(1) How Cold Packs Promote Heat Radiation

Many people are under the impression that the packs reduce the fever temperature so quickly because they are put on cold. But this is not so, because, unless the reaction be bad, the packs become warm after a few minutes' contact with the body.

The prompt reduction of temperature takes place because of increased heat radiation. The coldness of the pack may lower the surface temperature slightly; but it is the moist warmth forming under the pack on the surface of the body that draws the blood from the congested interior into the skin, relaxes and opens its minute blood vessels and pores, and in that way facilitates the escape of heat from the body.

In febrile conditions the pores and capillary blood vessels of the skin are tense and contracted. Therefore the heat cannot escape, the skin is hot and dry, and the interior of the body remains overheated.
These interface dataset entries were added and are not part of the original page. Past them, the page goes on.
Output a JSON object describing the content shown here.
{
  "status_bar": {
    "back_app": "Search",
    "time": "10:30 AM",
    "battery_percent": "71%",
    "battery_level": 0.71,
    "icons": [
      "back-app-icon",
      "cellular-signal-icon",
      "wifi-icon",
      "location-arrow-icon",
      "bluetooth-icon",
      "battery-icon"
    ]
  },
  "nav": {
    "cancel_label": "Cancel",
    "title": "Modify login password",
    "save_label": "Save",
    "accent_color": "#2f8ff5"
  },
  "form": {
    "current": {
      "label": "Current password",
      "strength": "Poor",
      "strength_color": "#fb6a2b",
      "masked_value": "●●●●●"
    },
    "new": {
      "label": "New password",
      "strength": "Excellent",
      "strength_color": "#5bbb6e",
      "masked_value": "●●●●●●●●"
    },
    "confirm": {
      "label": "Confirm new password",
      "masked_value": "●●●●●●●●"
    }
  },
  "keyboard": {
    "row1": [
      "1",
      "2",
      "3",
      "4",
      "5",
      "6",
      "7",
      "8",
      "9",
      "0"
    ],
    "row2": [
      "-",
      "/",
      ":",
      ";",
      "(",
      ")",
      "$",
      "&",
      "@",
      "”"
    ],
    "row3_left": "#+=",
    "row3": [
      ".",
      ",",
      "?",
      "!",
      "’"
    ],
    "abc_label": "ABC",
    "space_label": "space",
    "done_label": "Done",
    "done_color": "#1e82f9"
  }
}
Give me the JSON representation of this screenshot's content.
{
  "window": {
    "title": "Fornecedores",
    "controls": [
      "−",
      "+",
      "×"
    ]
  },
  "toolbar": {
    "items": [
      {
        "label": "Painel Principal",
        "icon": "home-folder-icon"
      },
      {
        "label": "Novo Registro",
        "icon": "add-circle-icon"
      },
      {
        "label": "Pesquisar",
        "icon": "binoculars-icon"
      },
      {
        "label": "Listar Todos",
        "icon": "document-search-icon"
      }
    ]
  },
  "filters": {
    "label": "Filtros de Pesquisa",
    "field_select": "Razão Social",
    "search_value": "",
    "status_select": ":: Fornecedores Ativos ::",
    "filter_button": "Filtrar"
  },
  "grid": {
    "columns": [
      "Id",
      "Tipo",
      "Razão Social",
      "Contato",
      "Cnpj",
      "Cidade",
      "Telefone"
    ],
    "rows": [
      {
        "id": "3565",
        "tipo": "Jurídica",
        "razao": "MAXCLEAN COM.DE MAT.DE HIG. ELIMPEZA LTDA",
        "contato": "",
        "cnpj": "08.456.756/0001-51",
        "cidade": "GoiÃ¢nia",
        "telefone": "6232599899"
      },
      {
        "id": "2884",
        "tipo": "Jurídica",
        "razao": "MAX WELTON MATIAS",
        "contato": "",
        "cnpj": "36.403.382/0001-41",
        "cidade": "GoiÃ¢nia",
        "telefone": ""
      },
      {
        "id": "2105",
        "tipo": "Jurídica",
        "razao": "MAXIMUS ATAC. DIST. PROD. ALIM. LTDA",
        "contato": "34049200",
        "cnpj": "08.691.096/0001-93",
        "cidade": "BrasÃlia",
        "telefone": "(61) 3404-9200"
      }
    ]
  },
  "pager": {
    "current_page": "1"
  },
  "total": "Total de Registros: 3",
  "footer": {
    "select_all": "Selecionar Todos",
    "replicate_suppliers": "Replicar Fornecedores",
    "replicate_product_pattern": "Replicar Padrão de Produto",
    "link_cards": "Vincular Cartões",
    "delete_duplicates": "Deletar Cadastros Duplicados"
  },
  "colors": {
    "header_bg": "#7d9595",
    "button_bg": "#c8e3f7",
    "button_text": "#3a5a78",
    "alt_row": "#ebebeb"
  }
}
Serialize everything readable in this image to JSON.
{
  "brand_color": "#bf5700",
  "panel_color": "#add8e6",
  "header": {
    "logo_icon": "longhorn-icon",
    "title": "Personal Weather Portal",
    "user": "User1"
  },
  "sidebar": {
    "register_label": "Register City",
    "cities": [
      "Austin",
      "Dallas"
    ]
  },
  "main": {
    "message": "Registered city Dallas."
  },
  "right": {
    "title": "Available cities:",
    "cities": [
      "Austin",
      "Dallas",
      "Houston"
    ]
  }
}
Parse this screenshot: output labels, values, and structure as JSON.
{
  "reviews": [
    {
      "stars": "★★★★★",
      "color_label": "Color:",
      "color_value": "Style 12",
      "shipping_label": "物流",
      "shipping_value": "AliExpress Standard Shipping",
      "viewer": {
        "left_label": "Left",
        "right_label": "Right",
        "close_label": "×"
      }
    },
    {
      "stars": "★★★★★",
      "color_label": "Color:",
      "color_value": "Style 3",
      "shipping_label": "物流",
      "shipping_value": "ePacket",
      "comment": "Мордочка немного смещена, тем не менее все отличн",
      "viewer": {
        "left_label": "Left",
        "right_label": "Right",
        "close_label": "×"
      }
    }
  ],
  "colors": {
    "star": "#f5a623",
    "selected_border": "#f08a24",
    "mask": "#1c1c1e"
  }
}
When the skin relaxes and the patient begins to perspire freely, we say the fever is broken.

The moist warmth under the wet pack produces this relaxation of the skin in a perfectly natural manner. By means of these simple packs followed by cold ablutions, the temperature of the patient can be kept at any point desired without the use of poisonous antifever medicines, serums and antitoxins which lower the temperature by benumbing and paralyzing heart action, respiration, the red and white blood corpuscles, and thus generally lowering the vital activities of the organism.